Thursday night I noticed that Cole had a nasty reddened lump on his right rear leg, medial.
Not surprising for the Pennsylvania Summer of Sauna; everyone has stings, spider bites, dings, nicks and rashes. Pip is in the cone of shame because she won't leave a thing on her front foot alone (I'd assumed a spider bite, but perhaps not, as we shall see.) Rosie has what appears to be two stings on her side, and I got nailed on the ear a couple weeks ago (no ambulance ride this time).
I checked it again Friday morning. That's when I saw the hole. The breathing hole.
Oh shit. Warble. Bot fly larva. Cuterebra. Feckin' alien living in my dog. Gaaaah!
I was vaguely aware that dogs could get these, but they are rare -- much more common in cats, horses, and cattle. I'd never even heard anyone tell of a dog having one.
Ticka ticka ticka -- ask teh interwebz -- and I found enough references to things like anaphylaxis and toxicity and "kill your dog" and was getting skeeved out enough that it was off to the vet.
So naturally, I'm in the exam room waiting for the Doc, and I've got to get a picture of this, right?
Then, a little squeeze, well back at the base of the lump, see if I can make the hole easier to see in the photo, and look at that, it's the little bastard's snorkel.
Squeezed a little more, and he came out and performed an interpretive dance for us. I named him Ivan.
One more gentle squeeze, and he was liberated from his co-dependent relationship with Cole's leg.
Dr. Strobel assured me that most of them come out easily like this, though it's nasty when they don't. He flushed the hole with some amoxicillin and sent some more home for the next couple days.
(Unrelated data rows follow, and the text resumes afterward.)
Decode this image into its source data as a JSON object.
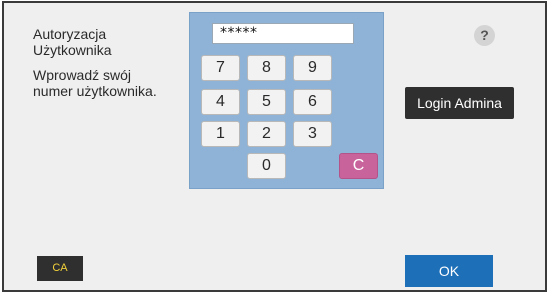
{
  "auth": {
    "title": "Autoryzacja Użytkownika",
    "description": "Wprowadź swój numer użytkownika."
  },
  "pin": {
    "value": "*****"
  },
  "keypad": {
    "keys": [
      "7",
      "8",
      "9",
      "4",
      "5",
      "6",
      "1",
      "2",
      "3",
      "0"
    ],
    "clear": "C"
  },
  "help": {
    "label": "?"
  },
  "buttons": {
    "admin_login": "Login Admina",
    "clear_all": "CA",
    "ok": "OK"
  },
  "colors": {
    "keypad_bg": "#8fb3d6",
    "clear_key": "#c9639c",
    "ok_button": "#1d6fb8",
    "ca_label": "#f4d23a"
  }
}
Now I'll know what to do if this happens again. Just before I curl up in a fetal position under a boiling shower.
If Cole would like a pet of his own, I will get him a kitten. Or he can keep that toad that insists on hopping into the kitchen at night.
We left Ivan with the vet, who assured us that he could manage the rehoming.